Hi, it's Xaero again. I'm the one from way back who was traumatized by the hamster in acid on Celebrity Deathmatch. There's something even more elusive bothering me this time. I'm not sure if you guys accept old 90's edutainment games as traumatizes but that's exactly what's been bothering me.
I want to say this game was based off of a TV show because there were live-action puppet clips interspersed with the games and craft ideas. I recall there being a lighthouse and a purple or maybe white bird puppet. The scene in question that traumatized me at a very young age (now I just find it cool and want to see it again) was the purple bird had somehow gotten swallowed whole by a whale and was singing a song in its stereotypically cartoony ribcage stomach. I want to say the song was slower paced. If it helps any, the types of games were all ocean-related (I remember one where you had to dodge 3 electric eels to grab a treasure) and two of the crafts were "Ugfuzz" (A kind of egg-carton and lint monster) and "Dinosaur Eggs" (Basically nasty, vinegar-soaked Easter eggs).

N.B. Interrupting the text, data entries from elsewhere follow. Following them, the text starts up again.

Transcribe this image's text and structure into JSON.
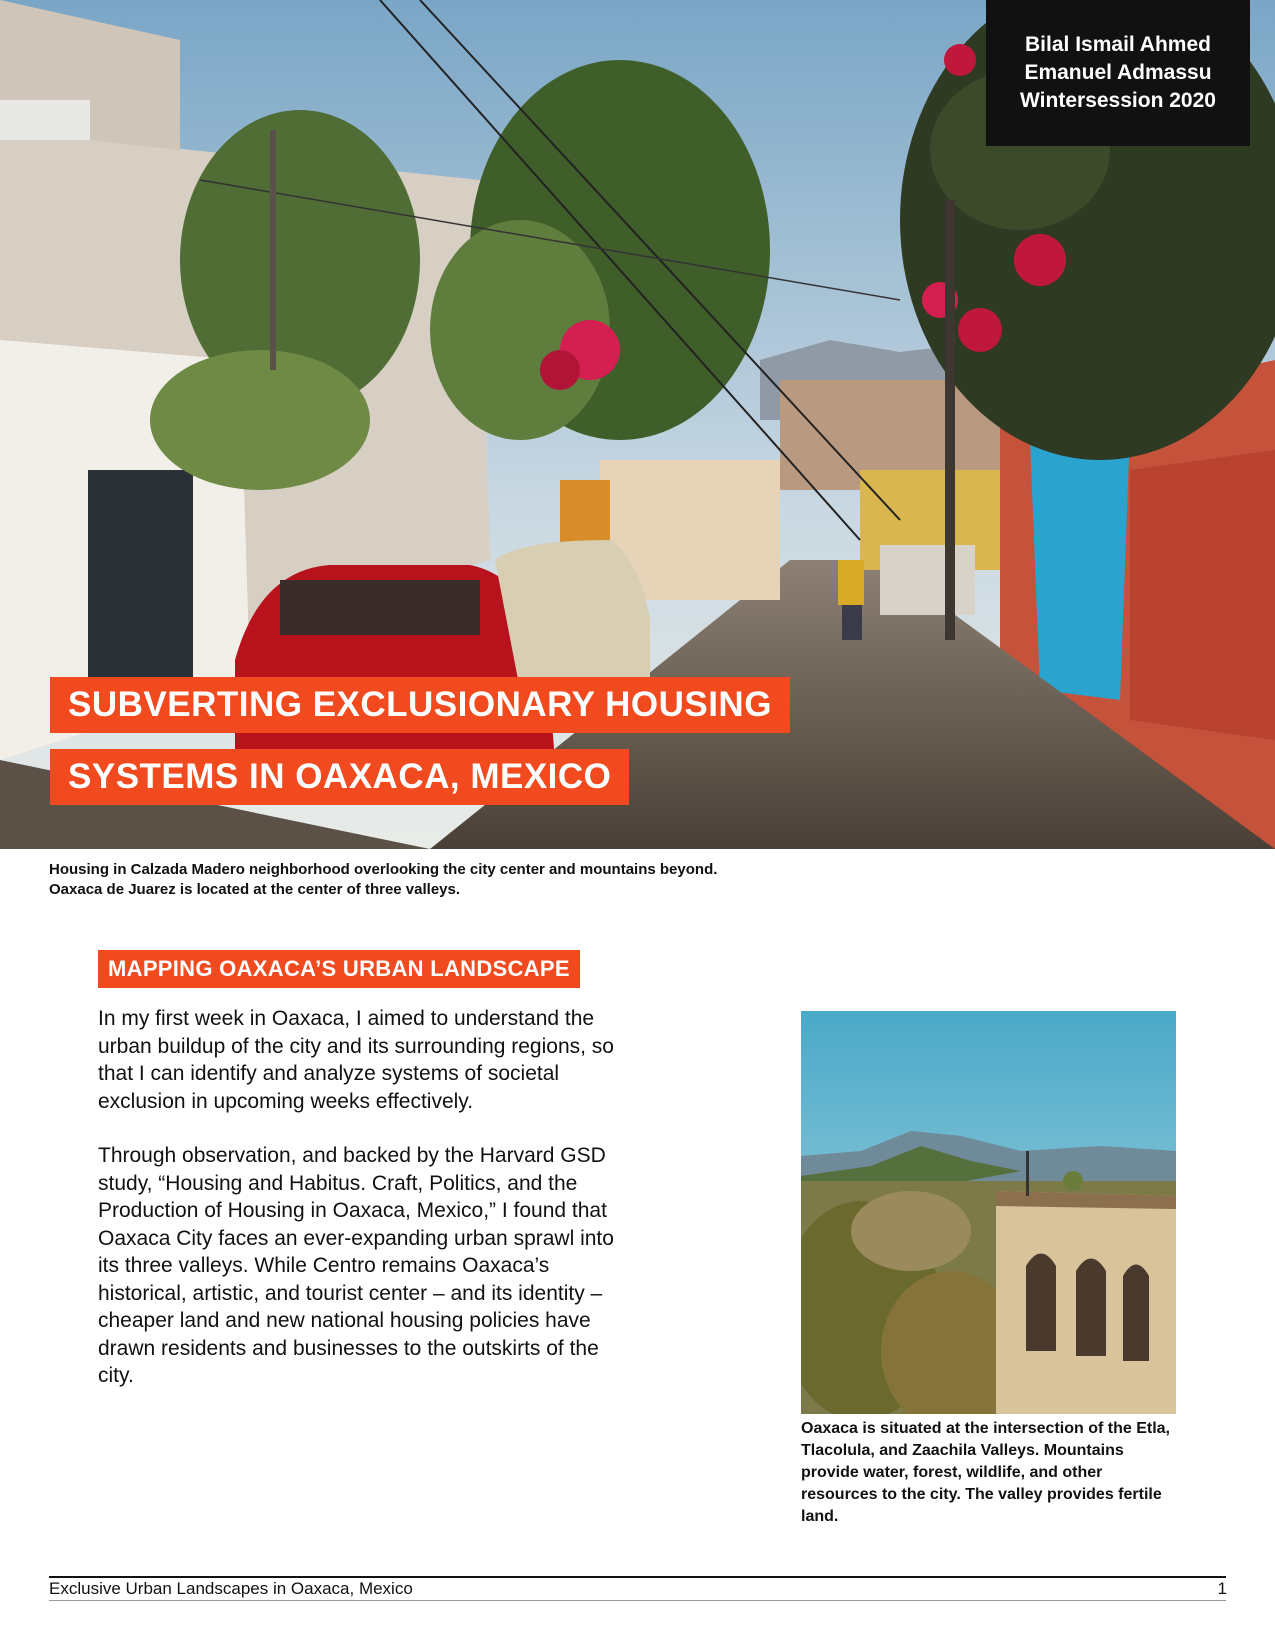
{
  "authors": {
    "line1": "Bilal Ismail Ahmed",
    "line2": "Emanuel Admassu",
    "line3": "Wintersession 2020"
  },
  "title": {
    "line1": "SUBVERTING EXCLUSIONARY HOUSING",
    "line2": "SYSTEMS IN OAXACA, MEXICO"
  },
  "hero_caption": {
    "line1": "Housing in Calzada Madero neighborhood overlooking the city center and mountains beyond.",
    "line2": "Oaxaca de Juarez is located at the center of three valleys."
  },
  "section": {
    "heading": "MAPPING OAXACA’S URBAN LANDSCAPE",
    "paragraph1": "In my first week in Oaxaca, I aimed to understand the urban buildup of the city and its surrounding regions, so that I can identify and analyze systems of societal exclusion in upcoming weeks effectively.",
    "paragraph2": "Through observation, and backed by the Harvard GSD study, “Housing and Habitus. Craft, Politics, and the Production of Housing in Oaxaca, Mexico,” I found that Oaxaca City faces an ever-expanding urban sprawl into its three valleys. While Centro remains Oaxaca’s historical, artistic, and tourist center – and its identity – cheaper land and new national housing policies have drawn residents and businesses to the outskirts of the city."
  },
  "side_caption": "Oaxaca is situated at the intersection of the Etla, Tlacolula, and Zaachila Valleys. Mountains provide water, forest, wildlife, and other resources to the city. The valley provides fertile land.",
  "footer": {
    "left": "Exclusive Urban Landscapes in Oaxaca, Mexico",
    "page_number": "1"
  },
  "colors": {
    "accent": "#f04a1e",
    "author_box": "#111111"
  }
}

I search through my storage nearly every weekend and can never find it. I've never seen a computer game as a NTT before and it appears my own mother has gotten rid of it at one of her garage sales. If anyone, anyone at all could help me find out what this was, or what show the clip was from, I would be eternally grateful.
I am wondering if you could help me find this clip. I remember some time between 1983 and 2000 there was a Sci-Fi channel ad for the channel that featured a cook and an egg. There is an old song playing in the background and some of the lyrics were "On stormy sea"… The cook nervously takes an egg out of the fridge and places it on the counter and starts to chop something up. The egg wobbles on the edge of the counter and he has a look of horror as the egg falls to the floor. He tries to catch it but falters and then the guy falls to pieces instead of the egg.
Did this exist or did I imagine it? I would love to see this short clip again. Thanks for the help.